Page and application data records:
----

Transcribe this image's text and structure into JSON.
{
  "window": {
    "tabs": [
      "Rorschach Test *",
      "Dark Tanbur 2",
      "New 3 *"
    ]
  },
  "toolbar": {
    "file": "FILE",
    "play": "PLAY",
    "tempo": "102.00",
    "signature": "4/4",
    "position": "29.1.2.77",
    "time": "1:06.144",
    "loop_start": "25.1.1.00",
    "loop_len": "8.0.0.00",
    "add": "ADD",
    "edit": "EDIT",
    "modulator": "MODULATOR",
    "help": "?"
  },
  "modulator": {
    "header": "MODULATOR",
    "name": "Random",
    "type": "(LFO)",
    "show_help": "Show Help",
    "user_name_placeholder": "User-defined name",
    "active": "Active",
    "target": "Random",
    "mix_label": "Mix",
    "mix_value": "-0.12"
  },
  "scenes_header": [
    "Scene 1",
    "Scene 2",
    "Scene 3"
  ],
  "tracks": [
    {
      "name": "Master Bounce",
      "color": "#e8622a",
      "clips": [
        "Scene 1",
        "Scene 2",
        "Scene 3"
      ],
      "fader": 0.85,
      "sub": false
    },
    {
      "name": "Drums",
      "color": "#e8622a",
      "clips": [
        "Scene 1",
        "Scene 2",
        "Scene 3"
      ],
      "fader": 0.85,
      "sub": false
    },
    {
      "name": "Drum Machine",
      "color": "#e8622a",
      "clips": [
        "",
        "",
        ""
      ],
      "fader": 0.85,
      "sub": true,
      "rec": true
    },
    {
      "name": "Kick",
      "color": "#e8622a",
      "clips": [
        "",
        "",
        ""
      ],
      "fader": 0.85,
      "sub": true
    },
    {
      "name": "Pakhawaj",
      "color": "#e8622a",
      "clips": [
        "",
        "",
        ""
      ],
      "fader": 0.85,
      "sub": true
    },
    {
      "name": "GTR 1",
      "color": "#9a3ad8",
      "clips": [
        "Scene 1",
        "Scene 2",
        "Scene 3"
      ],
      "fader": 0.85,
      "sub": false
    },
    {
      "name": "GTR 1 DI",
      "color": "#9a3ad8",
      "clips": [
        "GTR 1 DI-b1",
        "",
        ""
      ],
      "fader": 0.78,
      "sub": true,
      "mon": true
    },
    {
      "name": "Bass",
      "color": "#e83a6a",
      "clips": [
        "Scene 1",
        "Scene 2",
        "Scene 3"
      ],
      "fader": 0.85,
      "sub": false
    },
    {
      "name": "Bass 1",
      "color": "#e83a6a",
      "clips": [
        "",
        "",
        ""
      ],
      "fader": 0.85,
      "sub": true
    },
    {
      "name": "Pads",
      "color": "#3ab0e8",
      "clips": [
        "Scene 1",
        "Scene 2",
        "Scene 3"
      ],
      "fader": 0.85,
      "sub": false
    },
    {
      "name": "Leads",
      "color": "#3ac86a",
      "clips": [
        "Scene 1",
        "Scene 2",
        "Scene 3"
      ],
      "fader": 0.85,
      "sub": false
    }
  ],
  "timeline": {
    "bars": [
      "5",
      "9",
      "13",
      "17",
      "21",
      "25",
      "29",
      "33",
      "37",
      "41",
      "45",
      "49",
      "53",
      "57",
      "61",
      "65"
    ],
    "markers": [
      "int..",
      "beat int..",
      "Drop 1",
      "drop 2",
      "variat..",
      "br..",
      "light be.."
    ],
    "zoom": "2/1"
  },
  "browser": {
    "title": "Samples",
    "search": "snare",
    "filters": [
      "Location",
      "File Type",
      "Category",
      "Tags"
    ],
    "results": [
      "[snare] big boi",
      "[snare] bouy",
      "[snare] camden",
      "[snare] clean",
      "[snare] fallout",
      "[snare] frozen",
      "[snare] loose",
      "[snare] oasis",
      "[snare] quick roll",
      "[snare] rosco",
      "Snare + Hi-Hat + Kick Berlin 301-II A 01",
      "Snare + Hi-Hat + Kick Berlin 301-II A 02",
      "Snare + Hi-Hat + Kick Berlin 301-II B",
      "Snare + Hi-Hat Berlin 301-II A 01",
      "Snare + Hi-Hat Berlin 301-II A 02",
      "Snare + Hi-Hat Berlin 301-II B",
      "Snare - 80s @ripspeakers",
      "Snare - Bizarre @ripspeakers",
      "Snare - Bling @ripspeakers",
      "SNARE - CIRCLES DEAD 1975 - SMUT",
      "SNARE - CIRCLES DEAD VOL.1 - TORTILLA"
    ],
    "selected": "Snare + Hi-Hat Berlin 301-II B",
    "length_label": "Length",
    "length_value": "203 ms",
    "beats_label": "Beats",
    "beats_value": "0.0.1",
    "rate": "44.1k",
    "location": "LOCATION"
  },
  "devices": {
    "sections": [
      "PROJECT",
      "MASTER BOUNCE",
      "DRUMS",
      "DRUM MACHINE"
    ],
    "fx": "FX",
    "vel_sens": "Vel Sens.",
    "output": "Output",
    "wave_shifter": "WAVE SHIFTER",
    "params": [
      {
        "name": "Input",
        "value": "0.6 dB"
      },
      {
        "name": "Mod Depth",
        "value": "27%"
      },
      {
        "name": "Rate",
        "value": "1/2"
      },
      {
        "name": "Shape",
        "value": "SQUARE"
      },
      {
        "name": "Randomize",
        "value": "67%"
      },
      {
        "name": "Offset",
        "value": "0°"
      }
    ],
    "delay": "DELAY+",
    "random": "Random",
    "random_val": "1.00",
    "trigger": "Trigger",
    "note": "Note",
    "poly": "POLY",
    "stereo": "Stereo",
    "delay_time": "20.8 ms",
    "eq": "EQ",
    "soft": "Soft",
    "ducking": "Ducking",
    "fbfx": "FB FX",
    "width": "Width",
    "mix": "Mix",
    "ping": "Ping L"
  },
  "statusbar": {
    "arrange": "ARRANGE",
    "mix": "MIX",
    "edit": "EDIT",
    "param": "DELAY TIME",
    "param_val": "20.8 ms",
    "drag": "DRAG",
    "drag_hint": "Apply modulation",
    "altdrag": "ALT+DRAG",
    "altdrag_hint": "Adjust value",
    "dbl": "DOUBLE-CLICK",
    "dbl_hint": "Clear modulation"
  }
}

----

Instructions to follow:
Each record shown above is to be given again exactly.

Answer box:
Transcribe this image's text and structure into JSON.
{
  "window": {
    "tabs": [
      "Rorschach Test *",
      "Dark Tanbur 2",
      "New 3 *"
    ]
  },
  "toolbar": {
    "file": "FILE",
    "play": "PLAY",
    "tempo": "102.00",
    "signature": "4/4",
    "position": "29.1.2.77",
    "time": "1:06.144",
    "loop_start": "25.1.1.00",
    "loop_len": "8.0.0.00",
    "add": "ADD",
    "edit": "EDIT",
    "modulator": "MODULATOR",
    "help": "?"
  },
  "modulator": {
    "header": "MODULATOR",
    "name": "Random",
    "type": "(LFO)",
    "show_help": "Show Help",
    "user_name_placeholder": "User-defined name",
    "active": "Active",
    "target": "Random",
    "mix_label": "Mix",
    "mix_value": "-0.12"
  },
  "scenes_header": [
    "Scene 1",
    "Scene 2",
    "Scene 3"
  ],
  "tracks": [
    {
      "name": "Master Bounce",
      "color": "#e8622a",
      "clips": [
        "Scene 1",
        "Scene 2",
        "Scene 3"
      ],
      "fader": 0.85,
      "sub": false
    },
    {
      "name": "Drums",
      "color": "#e8622a",
      "clips": [
        "Scene 1",
        "Scene 2",
        "Scene 3"
      ],
      "fader": 0.85,
      "sub": false
    },
    {
      "name": "Drum Machine",
      "color": "#e8622a",
      "clips": [
        "",
        "",
        ""
      ],
      "fader": 0.85,
      "sub": true,
      "rec": true
    },
    {
      "name": "Kick",
      "color": "#e8622a",
      "clips": [
        "",
        "",
        ""
      ],
      "fader": 0.85,
      "sub": true
    },
    {
      "name": "Pakhawaj",
      "color": "#e8622a",
      "clips": [
        "",
        "",
        ""
      ],
      "fader": 0.85,
      "sub": true
    },
    {
      "name": "GTR 1",
      "color": "#9a3ad8",
      "clips": [
        "Scene 1",
        "Scene 2",
        "Scene 3"
      ],
      "fader": 0.85,
      "sub": false
    },
    {
      "name": "GTR 1 DI",
      "color": "#9a3ad8",
      "clips": [
        "GTR 1 DI-b1",
        "",
        ""
      ],
      "fader": 0.78,
      "sub": true,
      "mon": true
    },
    {
      "name": "Bass",
      "color": "#e83a6a",
      "clips": [
        "Scene 1",
        "Scene 2",
        "Scene 3"
      ],
      "fader": 0.85,
      "sub": false
    },
    {
      "name": "Bass 1",
      "color": "#e83a6a",
      "clips": [
        "",
        "",
        ""
      ],
      "fader": 0.85,
      "sub": true
    },
    {
      "name": "Pads",
      "color": "#3ab0e8",
      "clips": [
        "Scene 1",
        "Scene 2",
        "Scene 3"
      ],
      "fader": 0.85,
      "sub": false
    },
    {
      "name": "Leads",
      "color": "#3ac86a",
      "clips": [
        "Scene 1",
        "Scene 2",
        "Scene 3"
      ],
      "fader": 0.85,
      "sub": false
    }
  ],
  "timeline": {
    "bars": [
      "5",
      "9",
      "13",
      "17",
      "21",
      "25",
      "29",
      "33",
      "37",
      "41",
      "45",
      "49",
      "53",
      "57",
      "61",
      "65"
    ],
    "markers": [
      "int..",
      "beat int..",
      "Drop 1",
      "drop 2",
      "variat..",
      "br..",
      "light be.."
    ],
    "zoom": "2/1"
  },
  "browser": {
    "title": "Samples",
    "search": "snare",
    "filters": [
      "Location",
      "File Type",
      "Category",
      "Tags"
    ],
    "results": [
      "[snare] big boi",
      "[snare] bouy",
      "[snare] camden",
      "[snare] clean",
      "[snare] fallout",
      "[snare] frozen",
      "[snare] loose",
      "[snare] oasis",
      "[snare] quick roll",
      "[snare] rosco",
      "Snare + Hi-Hat + Kick Berlin 301-II A 01",
      "Snare + Hi-Hat + Kick Berlin 301-II A 02",
      "Snare + Hi-Hat + Kick Berlin 301-II B",
      "Snare + Hi-Hat Berlin 301-II A 01",
      "Snare + Hi-Hat Berlin 301-II A 02",
      "Snare + Hi-Hat Berlin 301-II B",
      "Snare - 80s @ripspeakers",
      "Snare - Bizarre @ripspeakers",
      "Snare - Bling @ripspeakers",
      "SNARE - CIRCLES DEAD 1975 - SMUT",
      "SNARE - CIRCLES DEAD VOL.1 - TORTILLA"
    ],
    "selected": "Snare + Hi-Hat Berlin 301-II B",
    "length_label": "Length",
    "length_value": "203 ms",
    "beats_label": "Beats",
    "beats_value": "0.0.1",
    "rate": "44.1k",
    "location": "LOCATION"
  },
  "devices": {
    "sections": [
      "PROJECT",
      "MASTER BOUNCE",
      "DRUMS",
      "DRUM MACHINE"
    ],
    "fx": "FX",
    "vel_sens": "Vel Sens.",
    "output": "Output",
    "wave_shifter": "WAVE SHIFTER",
    "params": [
      {
        "name": "Input",
        "value": "0.6 dB"
      },
      {
        "name": "Mod Depth",
        "value": "27%"
      },
      {
        "name": "Rate",
        "value": "1/2"
      },
      {
        "name": "Shape",
        "value": "SQUARE"
      },
      {
        "name": "Randomize",
        "value": "67%"
      },
      {
        "name": "Offset",
        "value": "0°"
      }
    ],
    "delay": "DELAY+",
    "random": "Random",
    "random_val": "1.00",
    "trigger": "Trigger",
    "note": "Note",
    "poly": "POLY",
    "stereo": "Stereo",
    "delay_time": "20.8 ms",
    "eq": "EQ",
    "soft": "Soft",
    "ducking": "Ducking",
    "fbfx": "FB FX",
    "width": "Width",
    "mix": "Mix",
    "ping": "Ping L"
  },
  "statusbar": {
    "arrange": "ARRANGE",
    "mix": "MIX",
    "edit": "EDIT",
    "param": "DELAY TIME",
    "param_val": "20.8 ms",
    "drag": "DRAG",
    "drag_hint": "Apply modulation",
    "altdrag": "ALT+DRAG",
    "altdrag_hint": "Adjust value",
    "dbl": "DOUBLE-CLICK",
    "dbl_hint": "Clear modulation"
  }
}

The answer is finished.